> _INPUT RECORDS_:
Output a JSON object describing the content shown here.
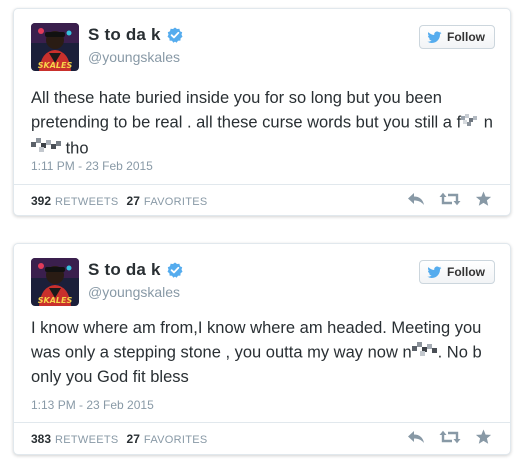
{
  "tweets": [
    {
      "display_name": "S to da k",
      "handle": "@youngskales",
      "follow_label": "Follow",
      "text_part1": "All these hate buried inside you for so long but you been pretending to be real . all these curse words but you still a f",
      "text_part2": " n",
      "text_part3": " tho",
      "timestamp": "1:11 PM - 23 Feb 2015",
      "retweets_count": "392",
      "retweets_label": "RETWEETS",
      "favorites_count": "27",
      "favorites_label": "FAVORITES"
    },
    {
      "display_name": "S to da k",
      "handle": "@youngskales",
      "follow_label": "Follow",
      "text_part1": "I know where am from,I know where am headed. Meeting you was only a stepping stone , you outta my way now n",
      "text_part2": ". No b only you God fit bless",
      "timestamp": "1:13 PM - 23 Feb 2015",
      "retweets_count": "383",
      "retweets_label": "RETWEETS",
      "favorites_count": "27",
      "favorites_label": "FAVORITES"
    }
  ],
  "avatar_text": "SKALES",
  "icons": {
    "verified": "verified-badge-icon",
    "follow": "twitter-bird-icon",
    "reply": "reply-icon",
    "retweet": "retweet-icon",
    "favorite": "star-icon"
  },
  "colors": {
    "verified_blue": "#55acee",
    "text": "#292f33",
    "muted": "#8899a6",
    "action_gray": "#8899a6",
    "follow_bird": "#55acee"
  }
}
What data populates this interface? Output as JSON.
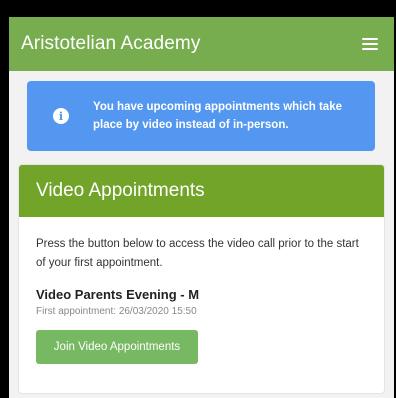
{
  "header": {
    "title": "Aristotelian Academy",
    "menu_icon": "hamburger-menu-icon",
    "color": "#77ad4e"
  },
  "alert": {
    "icon": "info-icon",
    "message": "You have upcoming appointments which take place by video instead of in-person.",
    "color": "#5397f0"
  },
  "card": {
    "title": "Video Appointments",
    "description": "Press the button below to access the video call prior to the start of your first appointment.",
    "event_title": "Video Parents Evening - M",
    "first_appointment": "First appointment: 26/03/2020 15:50",
    "join_label": "Join Video Appointments",
    "header_color": "#72a42a",
    "button_color": "#77b862"
  }
}
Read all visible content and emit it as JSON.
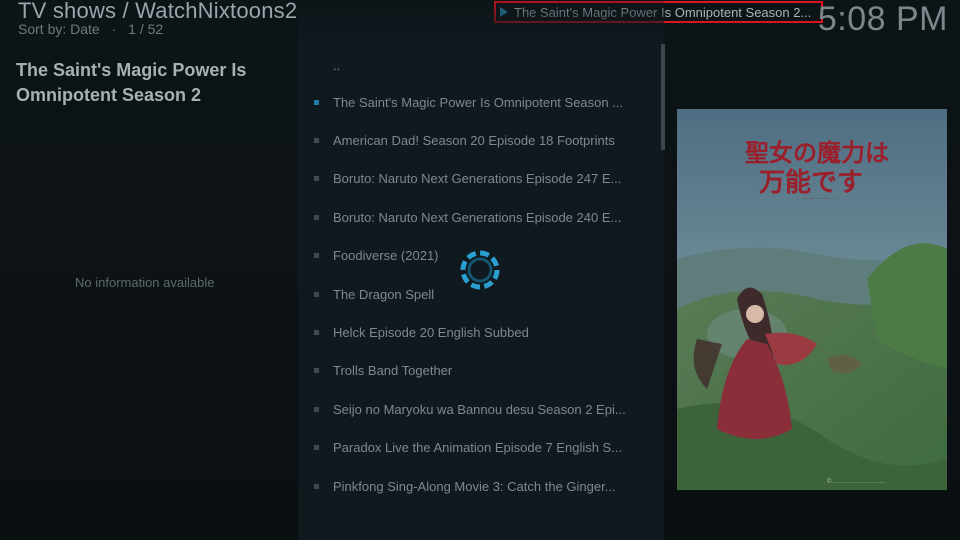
{
  "header": {
    "title": "TV shows / WatchNixtoons2",
    "sort_label": "Sort by: Date",
    "sep": "·",
    "position": "1 / 52"
  },
  "now_playing": {
    "text": "The Saint's Magic Power Is Omnipotent Season 2...",
    "icon": "play-icon",
    "highlight_color": "#e0121b"
  },
  "clock": "5:08 PM",
  "info": {
    "title": "The Saint's Magic Power Is Omnipotent Season 2",
    "no_info": "No information available"
  },
  "list": {
    "items": [
      {
        "label": ".."
      },
      {
        "label": "The Saint's Magic Power Is Omnipotent Season ..."
      },
      {
        "label": "American Dad! Season 20 Episode 18 Footprints"
      },
      {
        "label": "Boruto: Naruto Next Generations Episode 247 E..."
      },
      {
        "label": "Boruto: Naruto Next Generations Episode 240 E..."
      },
      {
        "label": "Foodiverse (2021)"
      },
      {
        "label": "The Dragon Spell"
      },
      {
        "label": "Helck Episode 20 English Subbed"
      },
      {
        "label": "Trolls Band Together"
      },
      {
        "label": "Seijo no Maryoku wa Bannou desu Season 2 Epi..."
      },
      {
        "label": "Paradox Live the Animation Episode 7 English S..."
      },
      {
        "label": "Pinkfong Sing-Along Movie 3: Catch the Ginger..."
      }
    ]
  },
  "colors": {
    "accent": "#1f7fa8",
    "spinner": "#2a9fd0"
  },
  "poster": {
    "title_art": "聖女の魔力は 万能です"
  }
}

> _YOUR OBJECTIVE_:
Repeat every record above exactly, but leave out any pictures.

> _OUTPUT OF THE TASK_:
Output a JSON object describing the content shown here.
{
  "tweets": [
    {
      "display_name": "S to da k",
      "handle": "@youngskales",
      "follow_label": "Follow",
      "text_part1": "All these hate buried inside you for so long but you been pretending to be real . all these curse words but you still a f",
      "text_part2": " n",
      "text_part3": " tho",
      "timestamp": "1:11 PM - 23 Feb 2015",
      "retweets_count": "392",
      "retweets_label": "RETWEETS",
      "favorites_count": "27",
      "favorites_label": "FAVORITES"
    },
    {
      "display_name": "S to da k",
      "handle": "@youngskales",
      "follow_label": "Follow",
      "text_part1": "I know where am from,I know where am headed. Meeting you was only a stepping stone , you outta my way now n",
      "text_part2": ". No b only you God fit bless",
      "timestamp": "1:13 PM - 23 Feb 2015",
      "retweets_count": "383",
      "retweets_label": "RETWEETS",
      "favorites_count": "27",
      "favorites_label": "FAVORITES"
    }
  ],
  "avatar_text": "SKALES",
  "icons": {
    "verified": "verified-badge-icon",
    "follow": "twitter-bird-icon",
    "reply": "reply-icon",
    "retweet": "retweet-icon",
    "favorite": "star-icon"
  },
  "colors": {
    "verified_blue": "#55acee",
    "text": "#292f33",
    "muted": "#8899a6",
    "action_gray": "#8899a6",
    "follow_bird": "#55acee"
  }
}
What data populates this interface? Output as JSON.
{
  "header": {
    "title": "Aristotelian Academy",
    "menu_icon": "hamburger-menu-icon",
    "color": "#77ad4e"
  },
  "alert": {
    "icon": "info-icon",
    "message": "You have upcoming appointments which take place by video instead of in-person.",
    "color": "#5397f0"
  },
  "card": {
    "title": "Video Appointments",
    "description": "Press the button below to access the video call prior to the start of your first appointment.",
    "event_title": "Video Parents Evening - M",
    "first_appointment": "First appointment: 26/03/2020 15:50",
    "join_label": "Join Video Appointments",
    "header_color": "#72a42a",
    "button_color": "#77b862"
  }
}
Read all visible content and emit it as JSON.
{
  "header": {
    "title": "TV shows / WatchNixtoons2",
    "sort_label": "Sort by: Date",
    "sep": "·",
    "position": "1 / 52"
  },
  "now_playing": {
    "text": "The Saint's Magic Power Is Omnipotent Season 2...",
    "icon": "play-icon",
    "highlight_color": "#e0121b"
  },
  "clock": "5:08 PM",
  "info": {
    "title": "The Saint's Magic Power Is Omnipotent Season 2",
    "no_info": "No information available"
  },
  "list": {
    "items": [
      {
        "label": ".."
      },
      {
        "label": "The Saint's Magic Power Is Omnipotent Season ..."
      },
      {
        "label": "American Dad! Season 20 Episode 18 Footprints"
      },
      {
        "label": "Boruto: Naruto Next Generations Episode 247 E..."
      },
      {
        "label": "Boruto: Naruto Next Generations Episode 240 E..."
      },
      {
        "label": "Foodiverse (2021)"
      },
      {
        "label": "The Dragon Spell"
      },
      {
        "label": "Helck Episode 20 English Subbed"
      },
      {
        "label": "Trolls Band Together"
      },
      {
        "label": "Seijo no Maryoku wa Bannou desu Season 2 Epi..."
      },
      {
        "label": "Paradox Live the Animation Episode 7 English S..."
      },
      {
        "label": "Pinkfong Sing-Along Movie 3: Catch the Ginger..."
      }
    ]
  },
  "colors": {
    "accent": "#1f7fa8",
    "spinner": "#2a9fd0"
  },
  "poster": {
    "title_art": "聖女の魔力は 万能です"
  }
}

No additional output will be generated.